It was so much fun kicking off Season 2 with this week’s guest!
Kelly Murray, an adult sleep consultant, joined me for a chat on all things good sleep. And she really delivered! She had two tips in particular that I had never heard of before that she swears work like a charm. Read on!
Kelly stressed the importance of having a reliable routine at night so that your body gets used to preparing for sleep. And one thing she highly suggests is taking a bath or shower at night. Why? Here’s Kelly:
“What [the bath or shower] does is, your body’s going to heat up when you’re in the bath or shower, and as soon as you get out your body temperature is going to plummet. That plummet in body temperature tells your body that it’s nighttime. Because if you think about it, we’re supposed to be sleeping outside and what happens at night, the body temperature goes down
Melatonin, as you might know, is also known as the “sleep hormone.” When your brain feels it, your body starts to prepare for sleep.
And speaking of melatonin, she also suggests avoiding TV 30 minutes before sleep, because she says that can inhibit melatonin production. This is where I’ll pop in and say, I don’t think I can get rid of my nightly Netflix habit, so in the meantime I just make a point to wear my blue light-blocking glasses while we watch!
One technique I hadn’t heard of to address bad sleep is tapping.

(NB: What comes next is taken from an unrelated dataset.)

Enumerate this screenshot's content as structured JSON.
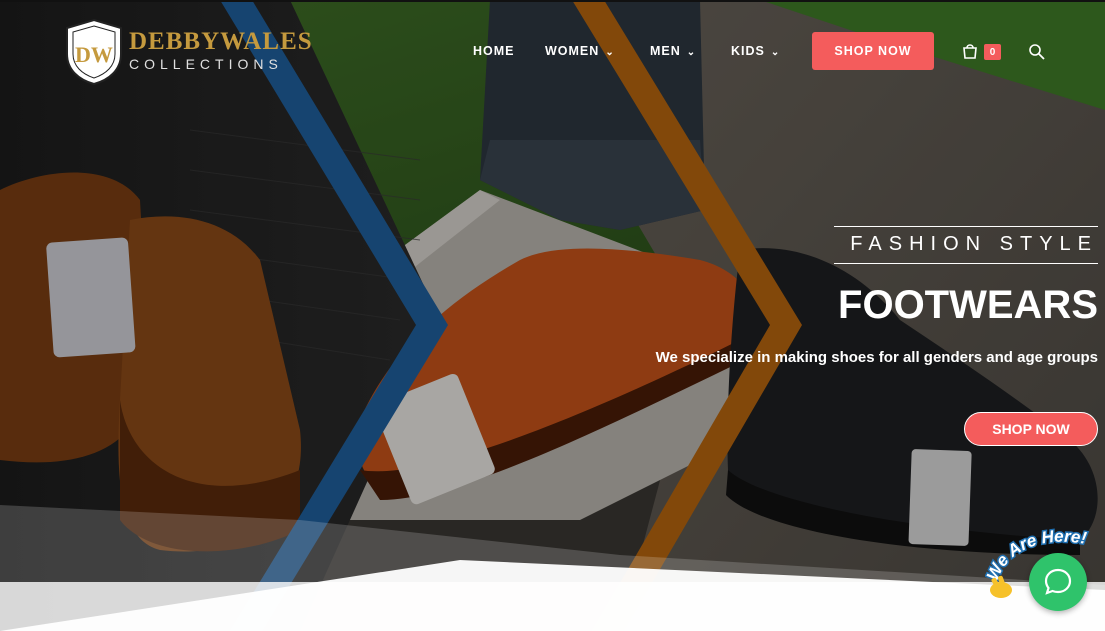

Kelly made sure to mention she isn’t an expert in this, but she does sometimes suggest checking it out to clients who are having a hard time falling back to sleep.
It’s called the Emotional Freedom Technique. Kelly says, “We have like electrical currents running through our bodies, and they start to absorb negative emotions. And you need to release those emotions and rewire those circuits.”
I don’t want to offer a How-To here, since I’m not an expert either, but it’s definitely worth some research!
One other thing Kelly mentioned for you Middle-of-the-Night-Wakers that surprised me was to actually get up and out of bed when you find yourself unable to fall back to sleep.
She says if you’re up for more than 10-15 minutes in bed, awake, in the middle of the night, your mind will start to associate your bed with wakefulness; so the best thing to do is to get comfortable somewhere outside your bed.
Here’s what Kelly says, “Either find like a little place in your bedroom where you can sit or go into another room, keep the lights very dim, if you have blue blocker glasses throw those on, and then do something either mundane or relaxing, like read your Kindle, until you feel really really sleepy again, and then jump back into bed.
You don’t want to go back into your bed until you actually feel tired. Because if you’re not tired, when you jump in bed, you’re going to have a hard time sleeping, you’re going to stress out even more.”
This might sound counterintuitive—you know, actually getting out of bed when all you want to do is be sleeping in it, but Kelly says it works!
“I have a hard time convincing clients to do this, but it works. They may not fall asleep faster when they initially start doing this. But what happens is over time, they reprogram their brain. Their brain no longer looks at it as it’s normal to be awake, stressing out in bed, they the brain associates the bed with only sleep.”
Make sure to check out the podcast here, or watch our interview below. See you soon!